He said Hurricane Irma which devastated Barbuda was a category 5 hurricane for three consecutive days, the longest on satellite record. He said Irma’s winds which reached 300 kilometers per hour for 37 hours, were also the longest on record at that intensity.
“Hurricanes Harvey and Irma marked the first time that two Category 4 storms made landfall in the United States in the same year. And, of course, they were followed by Hurricane Maria, which decimated Dominica and had severe impacts across Puerto Rico. It is rare to see so many storms of such strength so early in the season.”
He said another factor surrounding this year’s Atlantic hurricane season is that sea levels have risen more than 10 inches since 1870 and that over the past 30 years, the number of annual weather-related disasters has nearly tripled, and economic losses have quintupled.
“Scientists are learning more and more about the links between climate change and extreme weather. Climate change is warming the seas. This, in turn, means more water vapour in the atmosphere. When storms come, they bring more rain.”
He says a warmer climate turbocharges the intensity of hurricanes.
“Instead of dissipating, they pick up fuel as they move across the ocean. The melting of glaciers, and the thermal expansion of the seas, means bigger storm surges. With more and more people living on coastlines, the damage is, and will be that much greater.”
“Scientific models have long predicted an increase in the number of Category 4 and 5 hurricanes. This is precisely what is happening – and even sooner than expected.”
He said that so far, the United Nations and its partners have provided a variety of humanitarian assistance to the Caribbean region by air and by sea: 18 tons of food; 3 million water purification tablets; 3,000 water tanks; 2,500 tents; 2,000 mosquito nets and school kits; 500 debit cards for cash assistance; and much else.
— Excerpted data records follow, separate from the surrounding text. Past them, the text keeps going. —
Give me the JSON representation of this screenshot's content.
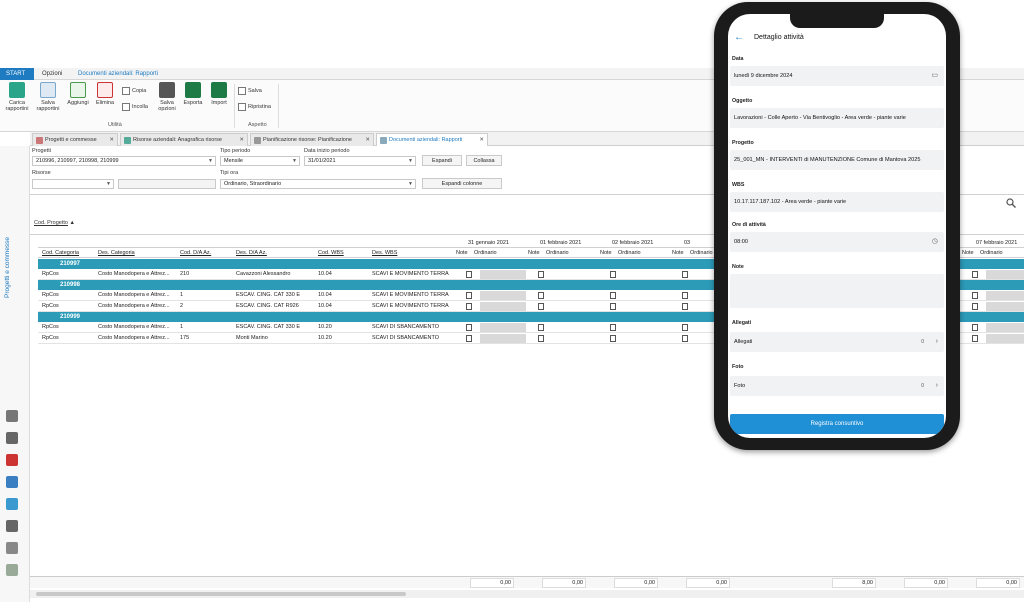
{
  "ribbon": {
    "tabs": [
      "START",
      "Opzioni",
      "Documenti aziendali: Rapporti"
    ],
    "buttons": {
      "carica": "Carica rapportini",
      "salva_rapportini": "Salva rapportini",
      "aggiungi": "Aggiungi",
      "elimina": "Elimina",
      "copia": "Copia",
      "incolla": "Incolla",
      "salva_opzioni": "Salva opzioni",
      "esporta": "Esporta",
      "import": "Import",
      "salva": "Salva",
      "ripristina": "Ripristina"
    },
    "groups": {
      "utilita": "Utilità",
      "aspetto": "Aspetto"
    }
  },
  "doc_tabs": [
    {
      "label": "Progetti e commesse"
    },
    {
      "label": "Risorse aziendali: Anagrafica risorse"
    },
    {
      "label": "Pianificazione risorse: Pianificazione"
    },
    {
      "label": "Documenti aziendali: Rapporti"
    }
  ],
  "sidebar": {
    "label": "Progetti e commesse"
  },
  "filters": {
    "progetti_label": "Progetti",
    "progetti_value": "210996, 210997, 210998, 210999",
    "tipo_periodo_label": "Tipo periodo",
    "tipo_periodo_value": "Mensile",
    "data_inizio_label": "Data inizio periodo",
    "data_inizio_value": "31/01/2021",
    "risorse_label": "Risorse",
    "tipi_ora_label": "Tipi ora",
    "tipi_ora_value": "Ordinario, Straordinario",
    "espandi": "Espandi",
    "collassa": "Collassa",
    "espandi_colonne": "Espandi colonne"
  },
  "grid": {
    "group_by": "Cod. Progetto",
    "columns": [
      "Cod. Categoria",
      "Des. Categoria",
      "Cod. D/A Az.",
      "Des. D/A Az.",
      "Cod. WBS",
      "Des. WBS"
    ],
    "date_headers": [
      "31 gennaio 2021",
      "01 febbraio 2021",
      "02 febbraio 2021",
      "03",
      "07 febbraio 2021"
    ],
    "sub_headers": [
      "Note",
      "Ordinario"
    ],
    "groups": [
      {
        "code": "210997",
        "rows": [
          [
            "RpCos",
            "Costo Manodopera e Attrez...",
            "210",
            "Cavazzoni Alessandro",
            "10.04",
            "SCAVI E MOVIMENTO TERRA"
          ]
        ]
      },
      {
        "code": "210998",
        "rows": [
          [
            "RpCos",
            "Costo Manodopera e Attrez...",
            "1",
            "ESCAV. CING. CAT 330 E",
            "10.04",
            "SCAVI E MOVIMENTO TERRA"
          ],
          [
            "RpCos",
            "Costo Manodopera e Attrez...",
            "2",
            "ESCAV. CING. CAT R926",
            "10.04",
            "SCAVI E MOVIMENTO TERRA"
          ]
        ]
      },
      {
        "code": "210999",
        "rows": [
          [
            "RpCos",
            "Costo Manodopera e Attrez...",
            "1",
            "ESCAV. CING. CAT 330 E",
            "10.20",
            "SCAVI DI SBANCAMENTO"
          ],
          [
            "RpCos",
            "Costo Manodopera e Attrez...",
            "175",
            "Monti Marino",
            "10.20",
            "SCAVI DI SBANCAMENTO"
          ]
        ]
      }
    ],
    "footer_totals": [
      "0,00",
      "0,00",
      "0,00",
      "0,00",
      "8,00",
      "0,00",
      "0,00"
    ]
  },
  "phone": {
    "title": "Dettaglio attività",
    "data_label": "Data",
    "data_value": "lunedì 9 dicembre 2024",
    "oggetto_label": "Oggetto",
    "oggetto_value": "Lavorazioni - Colle Aperto - Via Bentivoglio - Area verde - piante varie",
    "progetto_label": "Progetto",
    "progetto_value": "25_001_MN - INTERVENTI di MANUTENZIONE Comune di Mantova 2025",
    "wbs_label": "WBS",
    "wbs_value": "10.17.117.187.102 - Area verde - piante varie",
    "ore_label": "Ore di attività",
    "ore_value": "08:00",
    "note_label": "Note",
    "allegati_label": "Allegati",
    "allegati_value": "Allegati",
    "allegati_count": "0",
    "foto_label": "Foto",
    "foto_value": "Foto",
    "foto_count": "0",
    "button": "Registra consuntivo"
  }
}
“We have launched appeals for US$113.9 million to cover humanitarian needs for the immediate period ahead,” he said, commending those countries that are showing solidarity with the Caribbean at this time of dire need, including those doing so through South-South cooperation.”
“But on the whole, I regret to report, the response has been poor. I urge donors to respond more generously in the weeks to come,” he said, adding that the United Nations will continue to help countries in the Caribbean to strengthen disaster preparedness, working closely with the Barbados-based Caribbean Disaster Emergency Management Agency (CDEMA).
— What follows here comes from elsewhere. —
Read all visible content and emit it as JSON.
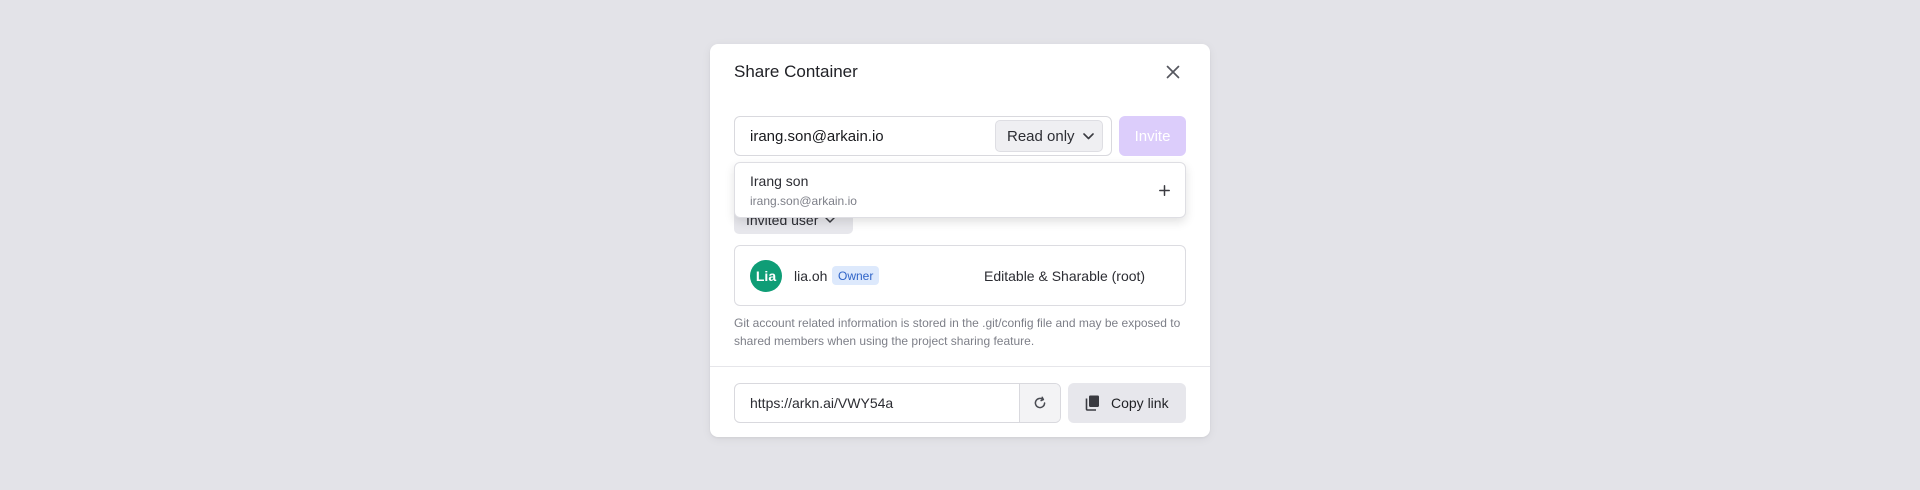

“We are strongly committed to helping small island states and, indeed, all countries to adapt to inevitable climate impacts, to increase the pace of recovery and to strengthen resilience overall. Innovative financing mechanisms will be crucial in enabling countries, like the Caribbean ones, to cope with external shocks of such significant magnitude.”
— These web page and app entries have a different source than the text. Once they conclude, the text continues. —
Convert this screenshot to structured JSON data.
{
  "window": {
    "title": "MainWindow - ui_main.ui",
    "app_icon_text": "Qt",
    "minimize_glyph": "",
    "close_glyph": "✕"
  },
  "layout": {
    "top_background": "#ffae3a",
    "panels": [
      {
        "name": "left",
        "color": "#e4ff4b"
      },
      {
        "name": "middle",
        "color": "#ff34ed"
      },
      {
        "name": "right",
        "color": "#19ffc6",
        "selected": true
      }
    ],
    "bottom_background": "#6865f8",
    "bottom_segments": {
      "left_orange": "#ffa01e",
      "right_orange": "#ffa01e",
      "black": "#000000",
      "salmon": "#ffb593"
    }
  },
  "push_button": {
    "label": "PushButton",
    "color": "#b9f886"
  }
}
“We know that the world has the tools, the technologies and the wealth to address climate change, but we must show more determination in moving towards a green, clean, sustainable energy future,” Guterres said urging countries to implement the Paris Agreement.